» **Work instruction**: Look through the lines below, find those with the word "Ooty", and copy them.

━━━━━━━━━━━━━━━━

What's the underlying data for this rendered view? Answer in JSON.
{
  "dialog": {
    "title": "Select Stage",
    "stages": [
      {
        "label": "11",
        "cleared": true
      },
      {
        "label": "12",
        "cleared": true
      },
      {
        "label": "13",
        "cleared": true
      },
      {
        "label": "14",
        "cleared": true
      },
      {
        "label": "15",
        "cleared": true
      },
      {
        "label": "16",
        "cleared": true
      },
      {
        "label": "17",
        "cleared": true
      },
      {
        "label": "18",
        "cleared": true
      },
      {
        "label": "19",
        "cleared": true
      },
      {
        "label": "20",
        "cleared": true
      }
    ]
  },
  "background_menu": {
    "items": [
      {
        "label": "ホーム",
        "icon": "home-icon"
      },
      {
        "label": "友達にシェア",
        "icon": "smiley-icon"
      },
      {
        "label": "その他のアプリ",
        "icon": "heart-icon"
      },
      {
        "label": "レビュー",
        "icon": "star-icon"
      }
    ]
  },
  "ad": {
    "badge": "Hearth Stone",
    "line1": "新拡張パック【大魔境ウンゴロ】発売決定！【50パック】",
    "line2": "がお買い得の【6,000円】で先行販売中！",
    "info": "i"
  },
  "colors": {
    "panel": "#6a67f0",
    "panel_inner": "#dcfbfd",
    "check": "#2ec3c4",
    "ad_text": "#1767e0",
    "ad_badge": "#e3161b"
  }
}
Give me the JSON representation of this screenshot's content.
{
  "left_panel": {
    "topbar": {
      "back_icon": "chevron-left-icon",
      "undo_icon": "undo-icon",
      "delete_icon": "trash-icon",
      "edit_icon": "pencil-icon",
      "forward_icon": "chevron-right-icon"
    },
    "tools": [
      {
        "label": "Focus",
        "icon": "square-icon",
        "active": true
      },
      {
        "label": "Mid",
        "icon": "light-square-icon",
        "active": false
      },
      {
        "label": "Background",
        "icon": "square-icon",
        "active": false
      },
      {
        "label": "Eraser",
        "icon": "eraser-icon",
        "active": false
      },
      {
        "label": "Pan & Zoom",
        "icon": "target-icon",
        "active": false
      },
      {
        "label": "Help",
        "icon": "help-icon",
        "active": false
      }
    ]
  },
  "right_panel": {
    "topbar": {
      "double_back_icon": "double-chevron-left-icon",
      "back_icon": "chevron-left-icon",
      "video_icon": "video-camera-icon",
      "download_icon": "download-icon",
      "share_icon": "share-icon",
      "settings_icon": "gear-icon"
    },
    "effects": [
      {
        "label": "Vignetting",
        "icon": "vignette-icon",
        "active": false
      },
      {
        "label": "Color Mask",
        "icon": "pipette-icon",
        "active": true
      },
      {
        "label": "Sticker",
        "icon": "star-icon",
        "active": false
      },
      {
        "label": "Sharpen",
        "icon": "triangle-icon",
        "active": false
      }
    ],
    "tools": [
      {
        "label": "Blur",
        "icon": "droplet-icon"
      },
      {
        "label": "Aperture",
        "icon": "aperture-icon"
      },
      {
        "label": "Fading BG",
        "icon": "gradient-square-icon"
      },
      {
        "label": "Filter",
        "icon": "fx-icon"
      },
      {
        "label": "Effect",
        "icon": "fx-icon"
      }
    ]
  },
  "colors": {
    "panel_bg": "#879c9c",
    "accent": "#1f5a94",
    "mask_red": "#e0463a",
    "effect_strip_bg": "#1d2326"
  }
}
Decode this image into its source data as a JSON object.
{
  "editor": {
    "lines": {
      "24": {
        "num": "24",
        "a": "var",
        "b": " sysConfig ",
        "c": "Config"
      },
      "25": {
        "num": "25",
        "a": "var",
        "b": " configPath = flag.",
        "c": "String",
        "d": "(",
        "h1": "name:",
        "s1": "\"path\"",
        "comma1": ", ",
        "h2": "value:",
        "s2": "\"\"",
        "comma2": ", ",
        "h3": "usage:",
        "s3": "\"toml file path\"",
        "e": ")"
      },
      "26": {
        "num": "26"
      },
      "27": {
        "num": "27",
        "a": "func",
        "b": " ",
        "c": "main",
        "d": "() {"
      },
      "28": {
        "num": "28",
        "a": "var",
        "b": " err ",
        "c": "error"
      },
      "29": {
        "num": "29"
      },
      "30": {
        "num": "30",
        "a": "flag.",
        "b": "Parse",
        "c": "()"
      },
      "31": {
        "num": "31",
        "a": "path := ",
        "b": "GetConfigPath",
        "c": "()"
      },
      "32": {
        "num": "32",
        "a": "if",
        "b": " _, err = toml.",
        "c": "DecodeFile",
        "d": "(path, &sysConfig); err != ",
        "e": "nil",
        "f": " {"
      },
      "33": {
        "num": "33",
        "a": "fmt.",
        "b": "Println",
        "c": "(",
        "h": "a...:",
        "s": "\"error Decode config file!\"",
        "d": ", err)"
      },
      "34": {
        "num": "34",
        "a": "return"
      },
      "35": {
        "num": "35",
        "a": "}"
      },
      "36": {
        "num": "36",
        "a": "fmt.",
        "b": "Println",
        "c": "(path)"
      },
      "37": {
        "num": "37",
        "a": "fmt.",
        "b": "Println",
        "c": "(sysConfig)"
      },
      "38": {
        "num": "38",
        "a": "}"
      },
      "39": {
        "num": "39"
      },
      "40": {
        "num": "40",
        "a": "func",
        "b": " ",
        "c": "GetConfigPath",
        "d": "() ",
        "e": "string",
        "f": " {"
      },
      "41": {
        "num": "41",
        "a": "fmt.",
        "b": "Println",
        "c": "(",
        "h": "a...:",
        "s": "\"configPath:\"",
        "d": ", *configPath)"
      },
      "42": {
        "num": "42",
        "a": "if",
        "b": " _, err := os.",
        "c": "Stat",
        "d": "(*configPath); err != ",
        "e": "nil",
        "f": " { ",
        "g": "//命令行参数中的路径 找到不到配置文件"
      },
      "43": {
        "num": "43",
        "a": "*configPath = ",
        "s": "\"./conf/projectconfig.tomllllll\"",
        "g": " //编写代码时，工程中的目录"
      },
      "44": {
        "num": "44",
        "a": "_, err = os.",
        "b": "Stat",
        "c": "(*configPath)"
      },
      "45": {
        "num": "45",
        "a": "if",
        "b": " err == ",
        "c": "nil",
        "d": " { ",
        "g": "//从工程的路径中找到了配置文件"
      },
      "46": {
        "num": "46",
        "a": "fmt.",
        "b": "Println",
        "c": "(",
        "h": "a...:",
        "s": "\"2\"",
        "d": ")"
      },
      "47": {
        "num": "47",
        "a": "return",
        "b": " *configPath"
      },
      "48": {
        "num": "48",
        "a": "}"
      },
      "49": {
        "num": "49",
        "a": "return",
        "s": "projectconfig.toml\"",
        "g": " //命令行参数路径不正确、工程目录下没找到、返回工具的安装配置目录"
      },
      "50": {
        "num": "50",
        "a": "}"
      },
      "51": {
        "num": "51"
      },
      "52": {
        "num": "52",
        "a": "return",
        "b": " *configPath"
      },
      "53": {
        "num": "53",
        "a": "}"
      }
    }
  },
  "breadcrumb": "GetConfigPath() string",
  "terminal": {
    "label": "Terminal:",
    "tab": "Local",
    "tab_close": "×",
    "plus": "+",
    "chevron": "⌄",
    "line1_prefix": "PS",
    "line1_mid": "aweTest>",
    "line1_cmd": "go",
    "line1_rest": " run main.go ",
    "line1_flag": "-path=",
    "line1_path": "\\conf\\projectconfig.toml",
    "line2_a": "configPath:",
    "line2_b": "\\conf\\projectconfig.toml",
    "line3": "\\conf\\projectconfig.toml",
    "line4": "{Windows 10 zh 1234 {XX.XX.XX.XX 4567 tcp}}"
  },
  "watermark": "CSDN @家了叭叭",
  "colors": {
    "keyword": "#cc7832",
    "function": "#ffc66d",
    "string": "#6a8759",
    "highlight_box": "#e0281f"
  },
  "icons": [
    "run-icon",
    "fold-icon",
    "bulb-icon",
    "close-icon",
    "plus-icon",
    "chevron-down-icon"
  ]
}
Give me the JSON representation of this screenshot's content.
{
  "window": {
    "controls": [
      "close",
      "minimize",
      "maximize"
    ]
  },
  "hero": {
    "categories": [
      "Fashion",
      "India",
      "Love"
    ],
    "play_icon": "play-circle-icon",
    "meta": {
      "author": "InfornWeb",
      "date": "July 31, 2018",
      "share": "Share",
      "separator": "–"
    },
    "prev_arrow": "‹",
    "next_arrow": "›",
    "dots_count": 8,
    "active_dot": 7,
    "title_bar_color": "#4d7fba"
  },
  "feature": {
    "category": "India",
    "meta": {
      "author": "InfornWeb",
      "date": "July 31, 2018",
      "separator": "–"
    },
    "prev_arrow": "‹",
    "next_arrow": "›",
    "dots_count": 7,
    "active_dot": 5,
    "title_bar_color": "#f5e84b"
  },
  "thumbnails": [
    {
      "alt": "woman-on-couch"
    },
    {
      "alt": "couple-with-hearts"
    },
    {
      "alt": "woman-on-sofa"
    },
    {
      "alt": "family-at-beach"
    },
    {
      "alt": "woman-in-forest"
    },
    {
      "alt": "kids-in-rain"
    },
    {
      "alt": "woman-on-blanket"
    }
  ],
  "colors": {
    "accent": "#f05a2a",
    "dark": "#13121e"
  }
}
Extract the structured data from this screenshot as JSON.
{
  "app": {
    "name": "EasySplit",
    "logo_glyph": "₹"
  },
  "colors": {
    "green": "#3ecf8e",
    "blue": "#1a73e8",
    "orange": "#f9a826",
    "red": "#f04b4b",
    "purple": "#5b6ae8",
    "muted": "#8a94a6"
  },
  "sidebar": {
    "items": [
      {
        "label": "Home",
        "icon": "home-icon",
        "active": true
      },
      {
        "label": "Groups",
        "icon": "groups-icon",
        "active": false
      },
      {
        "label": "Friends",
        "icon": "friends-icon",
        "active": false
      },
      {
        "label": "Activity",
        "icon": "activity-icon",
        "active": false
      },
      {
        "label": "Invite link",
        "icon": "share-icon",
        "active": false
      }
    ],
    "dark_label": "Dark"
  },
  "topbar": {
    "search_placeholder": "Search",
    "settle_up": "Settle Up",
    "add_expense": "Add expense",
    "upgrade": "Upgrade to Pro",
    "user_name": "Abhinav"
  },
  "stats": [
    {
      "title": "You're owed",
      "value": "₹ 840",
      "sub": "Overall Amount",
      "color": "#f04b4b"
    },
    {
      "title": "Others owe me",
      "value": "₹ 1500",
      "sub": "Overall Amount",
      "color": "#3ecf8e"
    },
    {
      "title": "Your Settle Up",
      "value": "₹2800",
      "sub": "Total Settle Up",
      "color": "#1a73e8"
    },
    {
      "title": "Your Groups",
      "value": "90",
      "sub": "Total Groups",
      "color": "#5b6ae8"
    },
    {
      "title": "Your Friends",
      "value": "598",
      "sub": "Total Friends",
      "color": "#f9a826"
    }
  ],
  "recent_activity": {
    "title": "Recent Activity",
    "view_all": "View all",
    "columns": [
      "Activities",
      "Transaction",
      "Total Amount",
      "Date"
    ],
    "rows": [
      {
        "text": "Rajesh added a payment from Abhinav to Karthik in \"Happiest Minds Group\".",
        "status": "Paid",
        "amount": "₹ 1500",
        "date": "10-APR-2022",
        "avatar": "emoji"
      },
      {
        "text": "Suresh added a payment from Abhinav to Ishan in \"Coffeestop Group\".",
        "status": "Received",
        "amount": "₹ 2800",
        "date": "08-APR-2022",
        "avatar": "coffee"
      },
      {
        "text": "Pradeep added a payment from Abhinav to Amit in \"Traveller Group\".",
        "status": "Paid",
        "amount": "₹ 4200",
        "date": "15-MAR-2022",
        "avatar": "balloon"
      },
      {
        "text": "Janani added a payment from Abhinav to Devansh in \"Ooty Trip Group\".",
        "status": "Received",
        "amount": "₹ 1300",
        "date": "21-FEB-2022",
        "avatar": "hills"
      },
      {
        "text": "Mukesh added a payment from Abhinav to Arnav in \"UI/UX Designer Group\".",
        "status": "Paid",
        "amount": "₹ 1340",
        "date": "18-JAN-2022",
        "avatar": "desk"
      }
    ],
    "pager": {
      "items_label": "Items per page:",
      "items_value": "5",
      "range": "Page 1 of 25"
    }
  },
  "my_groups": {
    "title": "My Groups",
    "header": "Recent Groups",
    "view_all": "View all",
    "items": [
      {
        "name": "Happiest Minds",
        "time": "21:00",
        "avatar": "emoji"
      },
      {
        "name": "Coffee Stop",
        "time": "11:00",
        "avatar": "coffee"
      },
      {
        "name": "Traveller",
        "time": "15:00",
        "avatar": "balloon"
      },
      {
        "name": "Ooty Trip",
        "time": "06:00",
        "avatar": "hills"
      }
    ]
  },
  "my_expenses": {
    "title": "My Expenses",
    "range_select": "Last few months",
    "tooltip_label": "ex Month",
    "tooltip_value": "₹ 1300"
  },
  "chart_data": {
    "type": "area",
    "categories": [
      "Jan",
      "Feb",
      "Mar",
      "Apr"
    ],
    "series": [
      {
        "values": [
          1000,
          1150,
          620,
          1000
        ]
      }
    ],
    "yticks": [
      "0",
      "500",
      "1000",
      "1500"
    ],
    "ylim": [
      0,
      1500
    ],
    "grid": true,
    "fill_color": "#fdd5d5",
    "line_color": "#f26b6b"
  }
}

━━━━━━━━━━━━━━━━

» **Solution below**:
        "text": "Janani added a payment from Abhinav to Devansh in \"Ooty Trip Group\".",
        "name": "Ooty Trip",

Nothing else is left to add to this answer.